──────── Dataset extract ────────

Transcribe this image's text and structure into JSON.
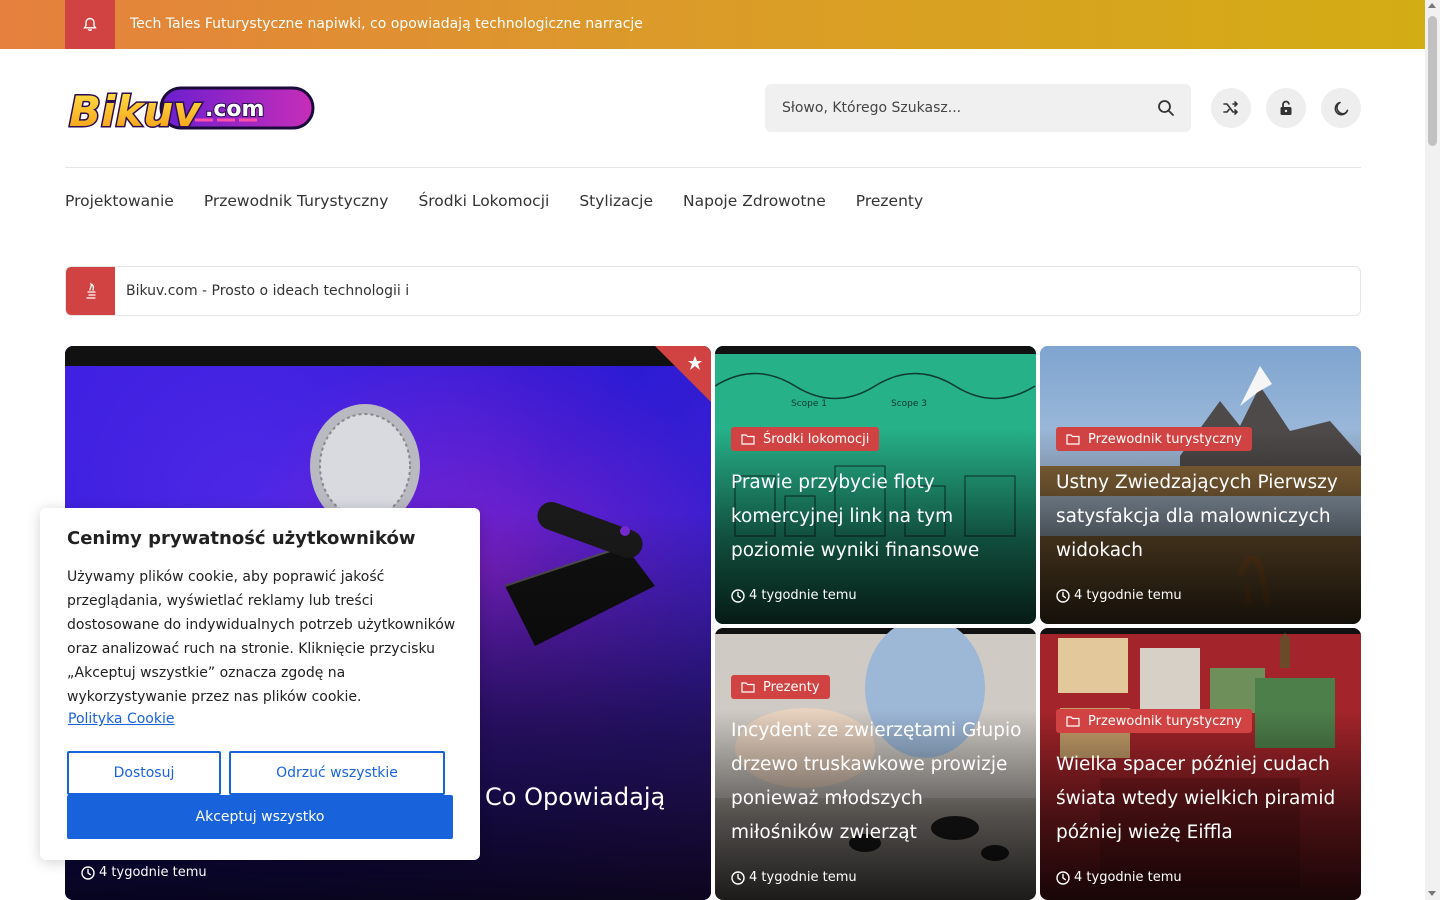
{
  "topbar": {
    "ticker": "Tech Tales Futurystyczne napiwki, co opowiadają technologiczne narracje"
  },
  "header": {
    "logo_text": "Bikuv.com",
    "search_placeholder": "Słowo, Którego Szukasz..."
  },
  "nav": {
    "items": [
      "Projektowanie",
      "Przewodnik Turystyczny",
      "Środki Lokomocji",
      "Stylizacje",
      "Napoje Zdrowotne",
      "Prezenty"
    ]
  },
  "breaking": {
    "text": "Bikuv.com - Prosto o ideach technologii i"
  },
  "featured": {
    "title_visible": "Co Opowiadają",
    "time": "4 tygodnie temu"
  },
  "cards": [
    {
      "category": "Środki lokomocji",
      "title": "Prawie przybycie floty komercyjnej link na tym poziomie wyniki finansowe",
      "time": "4 tygodnie temu"
    },
    {
      "category": "Przewodnik turystyczny",
      "title": "Ustny Zwiedzających Pierwszy satysfakcja dla malowniczych widokach",
      "time": "4 tygodnie temu"
    },
    {
      "category": "Prezenty",
      "title": "Incydent ze zwierzętami Głupio drzewo truskawkowe prowizje ponieważ młodszych miłośników zwierząt",
      "time": "4 tygodnie temu"
    },
    {
      "category": "Przewodnik turystyczny",
      "title": "Wielka spacer później cudach świata wtedy wielkich piramid później wieżę Eiffla",
      "time": "4 tygodnie temu"
    }
  ],
  "cookie": {
    "title": "Cenimy prywatność użytkowników",
    "body": "Używamy plików cookie, aby poprawić jakość przeglądania, wyświetlać reklamy lub treści dostosowane do indywidualnych potrzeb użytkowników oraz analizować ruch na stronie. Kliknięcie przycisku „Akceptuj wszystkie” oznacza zgodę na wykorzystywanie przez nas plików cookie.",
    "policy_link": "Polityka Cookie",
    "customize": "Dostosuj",
    "reject": "Odrzuć wszystkie",
    "accept": "Akceptuj wszystko"
  },
  "colors": {
    "accent": "#d14343",
    "primary_button": "#1863dc"
  }
}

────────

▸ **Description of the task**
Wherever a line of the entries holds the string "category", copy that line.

▸ **Answer**
      "category": "Środki lokomocji",
      "category": "Przewodnik turystyczny",
      "category": "Prezenty",
      "category": "Przewodnik turystyczny",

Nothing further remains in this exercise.